[Website and app data records]
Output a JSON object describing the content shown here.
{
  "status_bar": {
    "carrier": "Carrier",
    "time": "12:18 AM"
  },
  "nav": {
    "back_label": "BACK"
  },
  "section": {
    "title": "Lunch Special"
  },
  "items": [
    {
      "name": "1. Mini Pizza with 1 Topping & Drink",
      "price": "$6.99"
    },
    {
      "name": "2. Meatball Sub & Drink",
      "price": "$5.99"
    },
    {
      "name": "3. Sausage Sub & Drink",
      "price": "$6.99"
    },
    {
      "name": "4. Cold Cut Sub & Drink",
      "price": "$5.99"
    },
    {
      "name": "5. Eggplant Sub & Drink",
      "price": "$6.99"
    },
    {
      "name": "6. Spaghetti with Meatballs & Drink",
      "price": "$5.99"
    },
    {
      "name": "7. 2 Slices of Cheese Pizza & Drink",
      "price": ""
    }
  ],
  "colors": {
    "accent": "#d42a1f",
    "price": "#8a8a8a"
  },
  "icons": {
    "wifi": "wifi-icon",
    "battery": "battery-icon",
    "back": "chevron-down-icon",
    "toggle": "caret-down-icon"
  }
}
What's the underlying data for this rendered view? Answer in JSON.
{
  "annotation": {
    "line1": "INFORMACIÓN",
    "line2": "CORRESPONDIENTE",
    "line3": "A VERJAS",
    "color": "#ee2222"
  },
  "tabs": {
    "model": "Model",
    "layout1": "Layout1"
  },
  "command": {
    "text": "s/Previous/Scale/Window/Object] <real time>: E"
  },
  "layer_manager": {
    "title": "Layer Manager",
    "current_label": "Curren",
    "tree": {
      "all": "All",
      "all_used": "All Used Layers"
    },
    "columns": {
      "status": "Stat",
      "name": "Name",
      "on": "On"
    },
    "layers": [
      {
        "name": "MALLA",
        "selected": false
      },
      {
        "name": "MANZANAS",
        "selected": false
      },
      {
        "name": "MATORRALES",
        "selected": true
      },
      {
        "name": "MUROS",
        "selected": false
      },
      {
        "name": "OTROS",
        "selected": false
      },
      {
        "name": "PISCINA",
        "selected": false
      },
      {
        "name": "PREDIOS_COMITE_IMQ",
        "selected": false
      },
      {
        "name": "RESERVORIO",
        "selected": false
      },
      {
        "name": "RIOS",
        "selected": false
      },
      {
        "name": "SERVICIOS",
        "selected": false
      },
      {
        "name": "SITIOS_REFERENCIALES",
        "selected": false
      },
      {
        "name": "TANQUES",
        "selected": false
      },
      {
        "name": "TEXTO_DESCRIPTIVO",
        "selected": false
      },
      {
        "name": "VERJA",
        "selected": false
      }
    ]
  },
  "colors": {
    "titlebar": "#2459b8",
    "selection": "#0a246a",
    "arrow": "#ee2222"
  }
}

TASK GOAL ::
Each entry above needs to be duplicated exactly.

EXERCISE OUTPUT ::
Output a JSON object describing the content shown here.
{
  "status_bar": {
    "carrier": "Carrier",
    "time": "12:18 AM"
  },
  "nav": {
    "back_label": "BACK"
  },
  "section": {
    "title": "Lunch Special"
  },
  "items": [
    {
      "name": "1. Mini Pizza with 1 Topping & Drink",
      "price": "$6.99"
    },
    {
      "name": "2. Meatball Sub & Drink",
      "price": "$5.99"
    },
    {
      "name": "3. Sausage Sub & Drink",
      "price": "$6.99"
    },
    {
      "name": "4. Cold Cut Sub & Drink",
      "price": "$5.99"
    },
    {
      "name": "5. Eggplant Sub & Drink",
      "price": "$6.99"
    },
    {
      "name": "6. Spaghetti with Meatballs & Drink",
      "price": "$5.99"
    },
    {
      "name": "7. 2 Slices of Cheese Pizza & Drink",
      "price": ""
    }
  ],
  "colors": {
    "accent": "#d42a1f",
    "price": "#8a8a8a"
  },
  "icons": {
    "wifi": "wifi-icon",
    "battery": "battery-icon",
    "back": "chevron-down-icon",
    "toggle": "caret-down-icon"
  }
}
What's the underlying data for this rendered view? Answer in JSON.
{
  "annotation": {
    "line1": "INFORMACIÓN",
    "line2": "CORRESPONDIENTE",
    "line3": "A VERJAS",
    "color": "#ee2222"
  },
  "tabs": {
    "model": "Model",
    "layout1": "Layout1"
  },
  "command": {
    "text": "s/Previous/Scale/Window/Object] <real time>: E"
  },
  "layer_manager": {
    "title": "Layer Manager",
    "current_label": "Curren",
    "tree": {
      "all": "All",
      "all_used": "All Used Layers"
    },
    "columns": {
      "status": "Stat",
      "name": "Name",
      "on": "On"
    },
    "layers": [
      {
        "name": "MALLA",
        "selected": false
      },
      {
        "name": "MANZANAS",
        "selected": false
      },
      {
        "name": "MATORRALES",
        "selected": true
      },
      {
        "name": "MUROS",
        "selected": false
      },
      {
        "name": "OTROS",
        "selected": false
      },
      {
        "name": "PISCINA",
        "selected": false
      },
      {
        "name": "PREDIOS_COMITE_IMQ",
        "selected": false
      },
      {
        "name": "RESERVORIO",
        "selected": false
      },
      {
        "name": "RIOS",
        "selected": false
      },
      {
        "name": "SERVICIOS",
        "selected": false
      },
      {
        "name": "SITIOS_REFERENCIALES",
        "selected": false
      },
      {
        "name": "TANQUES",
        "selected": false
      },
      {
        "name": "TEXTO_DESCRIPTIVO",
        "selected": false
      },
      {
        "name": "VERJA",
        "selected": false
      }
    ]
  },
  "colors": {
    "titlebar": "#2459b8",
    "selection": "#0a246a",
    "arrow": "#ee2222"
  }
}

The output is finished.